Data for review Block Start

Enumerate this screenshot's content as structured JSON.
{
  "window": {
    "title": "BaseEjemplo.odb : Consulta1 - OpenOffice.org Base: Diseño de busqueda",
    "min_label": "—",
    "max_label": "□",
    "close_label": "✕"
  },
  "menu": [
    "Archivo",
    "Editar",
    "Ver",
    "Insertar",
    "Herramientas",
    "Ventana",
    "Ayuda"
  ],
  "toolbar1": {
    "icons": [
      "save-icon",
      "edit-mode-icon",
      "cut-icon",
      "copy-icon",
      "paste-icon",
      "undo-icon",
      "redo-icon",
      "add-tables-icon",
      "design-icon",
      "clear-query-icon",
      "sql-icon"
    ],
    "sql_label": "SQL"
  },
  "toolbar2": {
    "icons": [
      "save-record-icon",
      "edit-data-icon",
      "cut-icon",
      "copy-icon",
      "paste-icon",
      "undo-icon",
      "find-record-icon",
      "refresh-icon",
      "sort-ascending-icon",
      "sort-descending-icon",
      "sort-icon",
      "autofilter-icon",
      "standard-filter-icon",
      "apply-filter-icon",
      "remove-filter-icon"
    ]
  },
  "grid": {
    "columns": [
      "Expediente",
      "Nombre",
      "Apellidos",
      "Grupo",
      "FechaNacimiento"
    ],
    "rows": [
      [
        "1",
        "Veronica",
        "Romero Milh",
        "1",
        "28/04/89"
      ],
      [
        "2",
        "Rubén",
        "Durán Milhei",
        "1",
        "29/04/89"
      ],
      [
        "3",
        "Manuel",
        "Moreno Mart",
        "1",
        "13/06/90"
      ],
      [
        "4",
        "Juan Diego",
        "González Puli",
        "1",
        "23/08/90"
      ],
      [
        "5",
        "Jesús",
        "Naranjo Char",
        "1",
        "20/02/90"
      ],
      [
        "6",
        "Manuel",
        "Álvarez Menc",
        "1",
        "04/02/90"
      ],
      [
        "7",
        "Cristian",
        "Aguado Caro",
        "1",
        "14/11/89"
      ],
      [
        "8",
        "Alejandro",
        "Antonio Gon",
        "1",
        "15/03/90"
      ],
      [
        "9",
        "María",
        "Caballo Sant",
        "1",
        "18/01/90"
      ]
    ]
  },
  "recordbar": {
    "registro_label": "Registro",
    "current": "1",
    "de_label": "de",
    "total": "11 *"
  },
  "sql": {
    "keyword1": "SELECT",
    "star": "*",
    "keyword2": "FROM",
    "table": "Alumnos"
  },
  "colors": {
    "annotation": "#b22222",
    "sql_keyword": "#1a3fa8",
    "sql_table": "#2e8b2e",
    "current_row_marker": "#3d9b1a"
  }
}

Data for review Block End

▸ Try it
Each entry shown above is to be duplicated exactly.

▸ Written response
Enumerate this screenshot's content as structured JSON.
{
  "window": {
    "title": "BaseEjemplo.odb : Consulta1 - OpenOffice.org Base: Diseño de busqueda",
    "min_label": "—",
    "max_label": "□",
    "close_label": "✕"
  },
  "menu": [
    "Archivo",
    "Editar",
    "Ver",
    "Insertar",
    "Herramientas",
    "Ventana",
    "Ayuda"
  ],
  "toolbar1": {
    "icons": [
      "save-icon",
      "edit-mode-icon",
      "cut-icon",
      "copy-icon",
      "paste-icon",
      "undo-icon",
      "redo-icon",
      "add-tables-icon",
      "design-icon",
      "clear-query-icon",
      "sql-icon"
    ],
    "sql_label": "SQL"
  },
  "toolbar2": {
    "icons": [
      "save-record-icon",
      "edit-data-icon",
      "cut-icon",
      "copy-icon",
      "paste-icon",
      "undo-icon",
      "find-record-icon",
      "refresh-icon",
      "sort-ascending-icon",
      "sort-descending-icon",
      "sort-icon",
      "autofilter-icon",
      "standard-filter-icon",
      "apply-filter-icon",
      "remove-filter-icon"
    ]
  },
  "grid": {
    "columns": [
      "Expediente",
      "Nombre",
      "Apellidos",
      "Grupo",
      "FechaNacimiento"
    ],
    "rows": [
      [
        "1",
        "Veronica",
        "Romero Milh",
        "1",
        "28/04/89"
      ],
      [
        "2",
        "Rubén",
        "Durán Milhei",
        "1",
        "29/04/89"
      ],
      [
        "3",
        "Manuel",
        "Moreno Mart",
        "1",
        "13/06/90"
      ],
      [
        "4",
        "Juan Diego",
        "González Puli",
        "1",
        "23/08/90"
      ],
      [
        "5",
        "Jesús",
        "Naranjo Char",
        "1",
        "20/02/90"
      ],
      [
        "6",
        "Manuel",
        "Álvarez Menc",
        "1",
        "04/02/90"
      ],
      [
        "7",
        "Cristian",
        "Aguado Caro",
        "1",
        "14/11/89"
      ],
      [
        "8",
        "Alejandro",
        "Antonio Gon",
        "1",
        "15/03/90"
      ],
      [
        "9",
        "María",
        "Caballo Sant",
        "1",
        "18/01/90"
      ]
    ]
  },
  "recordbar": {
    "registro_label": "Registro",
    "current": "1",
    "de_label": "de",
    "total": "11 *"
  },
  "sql": {
    "keyword1": "SELECT",
    "star": "*",
    "keyword2": "FROM",
    "table": "Alumnos"
  },
  "colors": {
    "annotation": "#b22222",
    "sql_keyword": "#1a3fa8",
    "sql_table": "#2e8b2e",
    "current_row_marker": "#3d9b1a"
  }
}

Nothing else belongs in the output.